- Published on 07 November 2018
In modern times, assessing the impact of climate change on the vulnerability of radiological practices is necessary to implement risk management policies and secure facilities.Scientific, political and socio-economic aspects of the dossier on plastic pollution solicited by the European Commission.
In November 2017, as part of the EU Plastics Strategy, the European Commission (EC) requested that the European Chemical Agency (ECHA) develop a dossier on microplastics' restriction under REACH. REACH is a EU chemical regulation adopted in 2006, and its aims are the protection of human health and the environment.
The requested restriction process concerns not only environmental and health risk assessments but is closely related to socio-economic impacts within the union. Therefore, several EU committees, such as the Risk Assessment Committee (RA) and the Committee for Socio-Economic Analysis (SEA) are involved in the examination of the preparatory study submitted by ECHA.
The whole restriction process is clearly described by E. Kentin in European Physical Journal Plus (EPJ Plus).
EPJ E Highlight - Pore size alone does not matter when biological nanopores act as sugar chain biosensors
- Published on 07 November 2018
The effectiveness of nanopore biosensors capable of identifying sugar chains from biological molecules involved in key biological processes also depends on the nanopore's electrical charge and inner pore design

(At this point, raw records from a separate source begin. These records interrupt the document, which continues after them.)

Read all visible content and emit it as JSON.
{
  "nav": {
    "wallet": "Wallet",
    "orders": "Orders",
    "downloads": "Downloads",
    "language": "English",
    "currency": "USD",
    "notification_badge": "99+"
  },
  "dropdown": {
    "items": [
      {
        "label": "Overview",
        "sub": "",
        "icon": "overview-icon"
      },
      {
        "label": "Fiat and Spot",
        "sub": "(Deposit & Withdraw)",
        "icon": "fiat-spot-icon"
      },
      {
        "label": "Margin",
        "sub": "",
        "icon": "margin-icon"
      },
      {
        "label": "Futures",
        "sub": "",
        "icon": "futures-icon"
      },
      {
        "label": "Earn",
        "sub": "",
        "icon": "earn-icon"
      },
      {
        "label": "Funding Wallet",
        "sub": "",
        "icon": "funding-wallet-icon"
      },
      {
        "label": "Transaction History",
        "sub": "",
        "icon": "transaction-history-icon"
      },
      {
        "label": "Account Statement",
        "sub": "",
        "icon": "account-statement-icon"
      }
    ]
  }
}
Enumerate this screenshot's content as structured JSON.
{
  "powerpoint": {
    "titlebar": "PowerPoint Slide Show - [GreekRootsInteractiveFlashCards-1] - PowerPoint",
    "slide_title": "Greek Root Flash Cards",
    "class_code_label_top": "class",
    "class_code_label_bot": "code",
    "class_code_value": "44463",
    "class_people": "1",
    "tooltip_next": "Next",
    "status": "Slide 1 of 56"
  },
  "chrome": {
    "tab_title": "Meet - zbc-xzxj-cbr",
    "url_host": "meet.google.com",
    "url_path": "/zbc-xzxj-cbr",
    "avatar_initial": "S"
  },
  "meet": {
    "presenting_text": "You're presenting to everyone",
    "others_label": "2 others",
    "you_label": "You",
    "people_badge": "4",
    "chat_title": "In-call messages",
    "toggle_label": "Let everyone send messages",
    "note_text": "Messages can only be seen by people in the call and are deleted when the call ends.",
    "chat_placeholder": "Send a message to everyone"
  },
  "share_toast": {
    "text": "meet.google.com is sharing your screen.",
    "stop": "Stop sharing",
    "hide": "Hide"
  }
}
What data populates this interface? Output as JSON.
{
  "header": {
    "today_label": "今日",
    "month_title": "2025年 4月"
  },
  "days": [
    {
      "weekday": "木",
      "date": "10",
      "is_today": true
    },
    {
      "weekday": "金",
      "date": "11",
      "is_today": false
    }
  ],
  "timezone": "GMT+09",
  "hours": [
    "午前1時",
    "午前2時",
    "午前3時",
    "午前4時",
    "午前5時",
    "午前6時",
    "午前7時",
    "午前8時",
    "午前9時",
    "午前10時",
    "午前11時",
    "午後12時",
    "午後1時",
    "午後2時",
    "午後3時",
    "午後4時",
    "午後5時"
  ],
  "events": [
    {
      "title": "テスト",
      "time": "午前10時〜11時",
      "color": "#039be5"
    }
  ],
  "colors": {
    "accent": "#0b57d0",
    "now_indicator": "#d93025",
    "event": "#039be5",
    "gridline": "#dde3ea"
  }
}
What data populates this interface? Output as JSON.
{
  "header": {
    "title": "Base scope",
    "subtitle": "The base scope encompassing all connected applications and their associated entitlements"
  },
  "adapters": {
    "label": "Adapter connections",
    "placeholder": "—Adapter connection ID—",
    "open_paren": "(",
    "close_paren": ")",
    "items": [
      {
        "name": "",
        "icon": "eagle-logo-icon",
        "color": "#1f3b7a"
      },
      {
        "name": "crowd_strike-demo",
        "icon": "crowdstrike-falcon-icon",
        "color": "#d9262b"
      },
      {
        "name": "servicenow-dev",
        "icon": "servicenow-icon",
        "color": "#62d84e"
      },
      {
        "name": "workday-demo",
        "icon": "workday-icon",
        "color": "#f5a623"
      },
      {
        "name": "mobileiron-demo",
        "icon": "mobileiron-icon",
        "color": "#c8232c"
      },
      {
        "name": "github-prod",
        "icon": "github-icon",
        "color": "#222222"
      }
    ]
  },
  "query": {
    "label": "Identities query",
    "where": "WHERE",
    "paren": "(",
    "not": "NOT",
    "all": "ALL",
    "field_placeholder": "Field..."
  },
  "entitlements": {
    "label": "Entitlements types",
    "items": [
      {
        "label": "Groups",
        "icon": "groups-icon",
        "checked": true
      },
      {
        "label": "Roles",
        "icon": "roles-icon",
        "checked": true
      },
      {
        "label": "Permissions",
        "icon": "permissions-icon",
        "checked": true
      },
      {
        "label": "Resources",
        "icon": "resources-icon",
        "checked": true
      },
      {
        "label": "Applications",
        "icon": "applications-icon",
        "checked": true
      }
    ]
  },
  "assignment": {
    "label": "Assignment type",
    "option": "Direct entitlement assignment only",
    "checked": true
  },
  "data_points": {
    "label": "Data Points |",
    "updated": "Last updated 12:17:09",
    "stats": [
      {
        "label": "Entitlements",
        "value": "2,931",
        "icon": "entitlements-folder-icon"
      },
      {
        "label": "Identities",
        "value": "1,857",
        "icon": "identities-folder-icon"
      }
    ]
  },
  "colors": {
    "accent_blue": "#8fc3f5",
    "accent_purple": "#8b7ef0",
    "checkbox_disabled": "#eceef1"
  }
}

Protein nanopores are present in cell membranes and act as biological gateways. This means that they can also be used for the detection of specific bioactive molecular chains, like sugar chains, such as molecules from the glycosaminoglycan family. The latter are responsible for key interactions at the cellular level. They typically mediate interactions with cell surfaces or with proteins, resulting in the activiation of physiological and pathological effects in embryonic development, cell growth and differentiation, inflammatory response, tumour growth and microbial infection. The use of such nanopores as biosensors requires to fully understand the intricate mechanisms occurring as sugar chains pass through them. In a new study published in EPJ E, Aziz Fennouri from Paris-Saclay University in Evry, France, and colleagues outline the key criteria determining the effectiveness of two types of nanopores in the detection of sugar chains.
- Published on 06 November 2018
Study focuses on hydrodynamic effects of external disturbances on fluids at critical points, including inconsistent turbulence in all directions, or anisotropy, and varying degrees of compressibility
Fluids exhibiting scaling behaviour can be found in diverse physical phenomena occurring both in the laboratory and in real-world conditions. For instance, they occur at the critical point when a liquid becomes a vapour, at the phase transition of superfluids, and at the phase separation of binary liquids whose components exhibit two different types of behaviour.
Until now, models have not fully taken the effect of external turbulences into account. In a recent study published in EPJ B, Michal Hnatič from Šafárik University in Košice, Slovakia and colleagues investigate the influence of ambient turbulent speed fluctuations in physical systems when they reach a critical point. These fluctuations are found to be the result of a lack of spatial regularity in these systems, or anisotropy, and of the compressibility of fluids. What is unique about this study is that the turbulence introduced in the model is novel and helps to elucidate the extent to which the speed of these fluctuations affects their scaling behaviour.
- Published on 26 October 2018
The Gero Thomas Medal 2018 was awarded to Angela Oleandri for her outstanding and sustained contributions to the development of physics publications in Europe, including her support to the creation and development of the EPJ series of journals and Europhysics Letters (EPL). Angela Oleandri was for 20 years a member of the EPJ Steering Committee and the Editorial Director of the Società Italiana di Fisica from 2005 to 2016.